I often give him one of these greetings when he reaches for my hand to tease him but the joke's on me because he quickly retracts and then refuses to hold my hand.

I'm not a hugger for the most part. But I'd rather be a hugger than a cheek kisser FOR SURE. My grandpa would seriously lick his lips before splattering a wet kiss on each cheek and it was not fun. Not at all.

Ashley Thalman said...

Oh my! No. Please do not shake my hand. Please.

This is what goes through my mind when someone extends a hand,

"baby puke, nose-picking, bathroom door, a scratch 'down there', wiping, sneezing, snorting, sniffling, eye itch".
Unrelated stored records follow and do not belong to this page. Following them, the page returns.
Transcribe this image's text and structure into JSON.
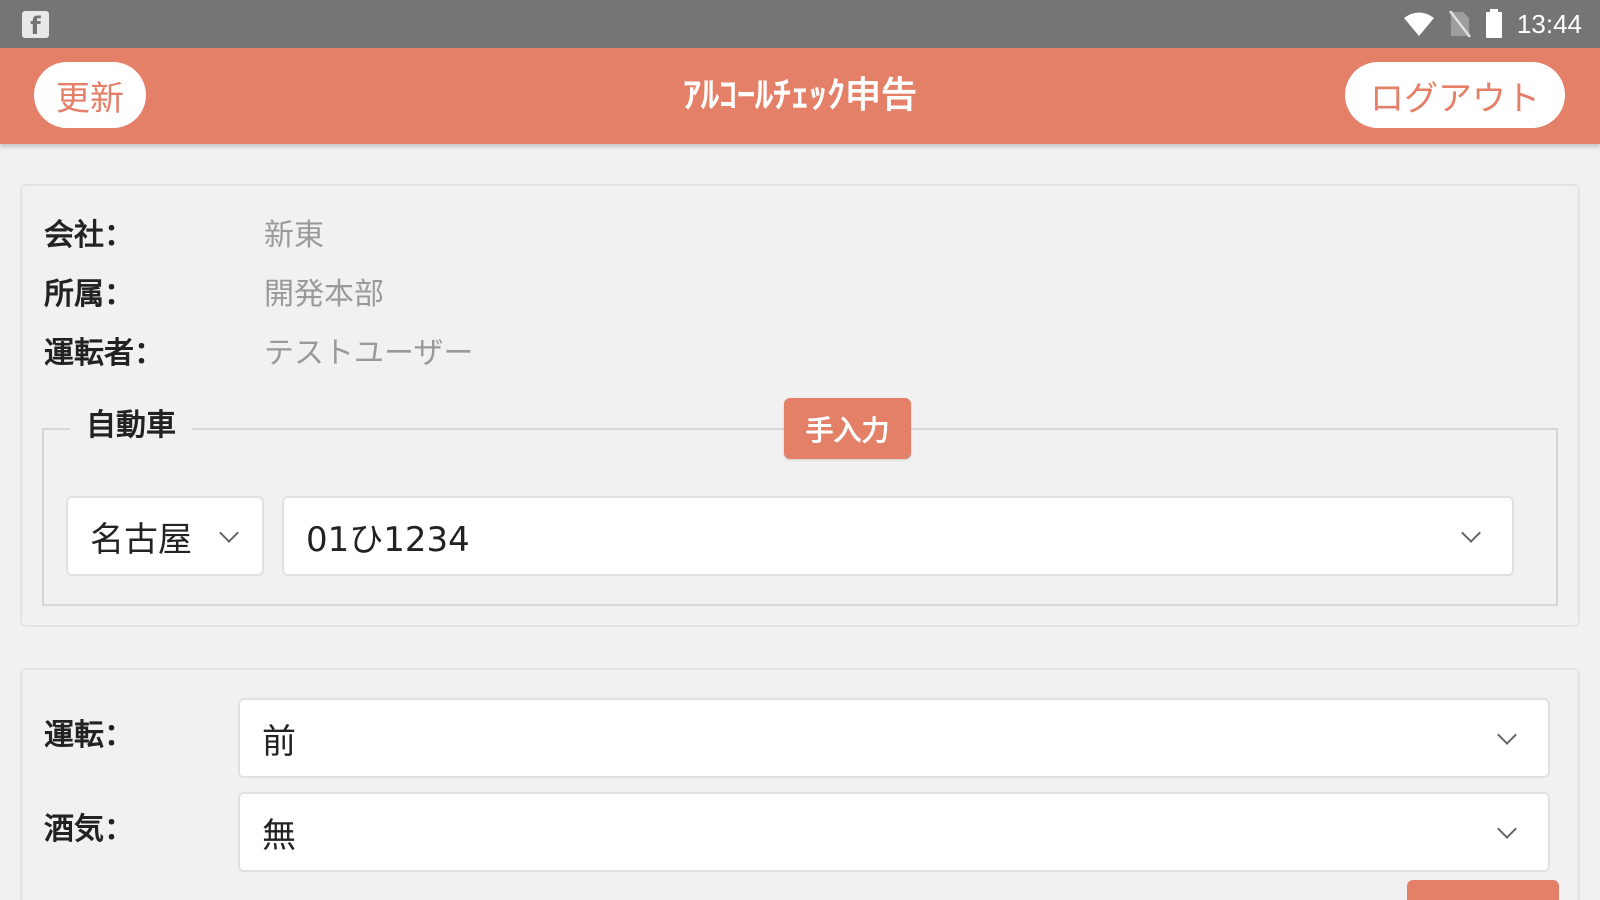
{
  "status_bar": {
    "notification_icon": "facebook-icon",
    "time": "13:44",
    "icons": [
      "wifi-icon",
      "no-sim-icon",
      "battery-icon"
    ]
  },
  "app_bar": {
    "title": "ｱﾙｺｰﾙﾁｪｯｸ申告",
    "update_label": "更新",
    "logout_label": "ログアウト"
  },
  "info": {
    "company_label": "会社：",
    "company_value": "新東",
    "department_label": "所属：",
    "department_value": "開発本部",
    "driver_label": "運転者：",
    "driver_value": "テストユーザー"
  },
  "vehicle": {
    "legend": "自動車",
    "manual_input_label": "手入力",
    "region_value": "名古屋",
    "plate_value": "01ひ1234"
  },
  "check": {
    "driving_label": "運転：",
    "driving_value": "前",
    "alcohol_label": "酒気：",
    "alcohol_value": "無"
  },
  "colors": {
    "accent": "#e47f68",
    "status_bar": "#757575",
    "background": "#f1f1f1"
  }
}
But rest assured that when shaking is the only option, I extend mine and let them know I', there.

Sue said...

Working in Church callings took care of any heebie-jeebies I had about hugging.

And yes, I still judge boys by their handshakes. If an 18 year old gives me a limp fish, I make him do it again until he gets it right. He's going to be representing my church for two years and I don't want him to come off as a wimp.

L said...

I am with Ashley on the handshaking. It may be in part to reading client files and seeing they lack hygiene. I prefer not being sick but when a handshake is in order I will give in, followed by some hand sanitizer.

Maria said...

I am a hugger, and so are all of my family members. We just like to hug - eachother that is, not complete strangers, or even acquaintances for that matter. There is nothing more awkward than being stuck in an embrace with someone you don't feel comfortable being embraced by. It is just plain old weird,and I, being a hugger get that. Unfortunately there are a whole lot of other huggers out there that don't.

Natalie said...

I've become a hugger and it surprises me every time. There's this one guy who likes to shake my hand REALLY HARD and I always wonder what that's about. I was raised to have a firm grip but I secretly envy girls who give you the limp hand, like they're so precious and dainty. So, hugs anyway. One armed. No pats.